Spector is more hopeful, believing that the apparent downsides are of less concern than the health consequences facing the 64 per cent of overweight and obese adults in Britain, whom the NHS spends £6 million per year to treat (a figure predicted to reach over £9.7 million annually by 2050).
It “could make us think more about our gut health, our immune system, and all of the other things that interact with our food, as we de-focus obsession with just weight alone,” he says.
And for the fad diet programmes – or “parasites” who are “misleading the public, never publishing the results or telling people that their chances of succeeding are small” – the death knell would be welcome. “I wouldn’t be sorry to see them all go.”
An entirely diet-industry-free future may be a way off, though. WW’s new partnership isn’t the first to pair a lifestyle programme with GLP-1 prescriptions: Noom Inc, an online weight-loss outfit that uses calorie counts to colour-code foods for users, launched a similar tie-up late last year. (Novo Holdings, which has the majority of shares in Novo Nordisk, is also a Noom investor).
“It’s hard to say for sure what diet businesses will do. However, if they are smart, they will embrace the future,” according to Spencer Nadolsky, medical director of Sequence.
“If you look at the data, it is pretty clear that lifestyle alone will only help a minority of individuals with obesity resolve their obesity or obesity-related comorbidities [such as type 2 diabetes, heart disease and osteoarthritis] in the long run.”
What will become of the diet industry?
Other diet-industry long-timers say they aren’t packing up just yet.
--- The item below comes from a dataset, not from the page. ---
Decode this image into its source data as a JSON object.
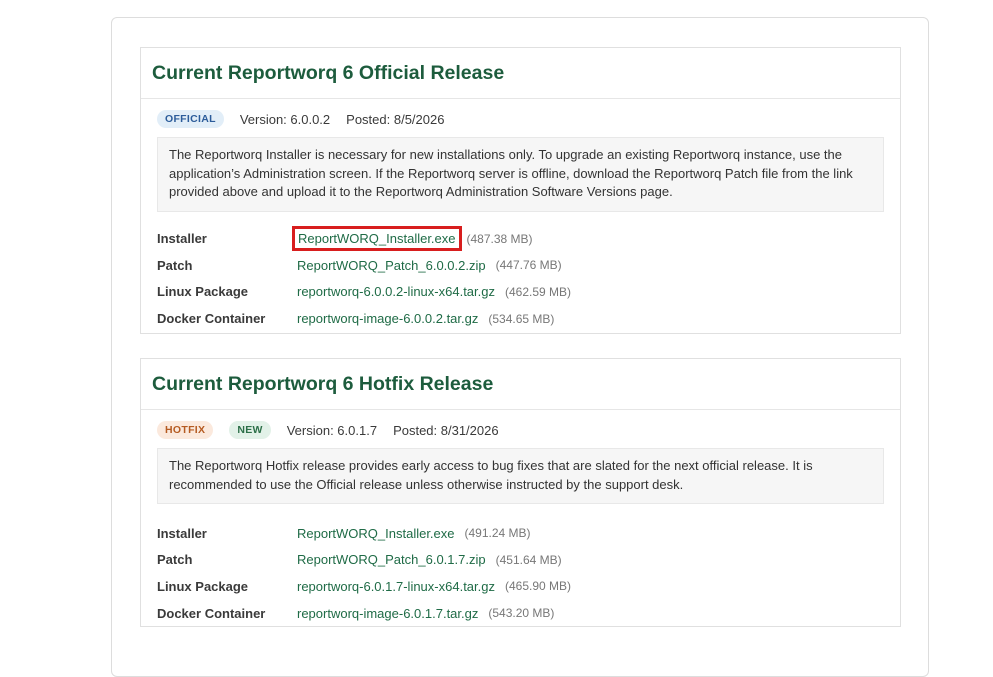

Carolyn Pallister, nutrition, research and health policy manager at Slimming World, says that semaglutide is only “a short-term intervention… our approach includes psychological and behaviour change support to help members change their mindset around their weight and their eating and activity levels, as well as powerfully motivating peer support from other slimmers. All of this is vital to sustaining any lifestyle changes in the long-term.”
The “essential role” Slimming World plays will remain, she adds – jab or otherwise.
Both Nadolsky and Spector, who speaks to me from Los Angeles, where he says adverts for Ozempic are “everywhere”, believe that this new era of weight-loss medication could alter the conversation around size for the better.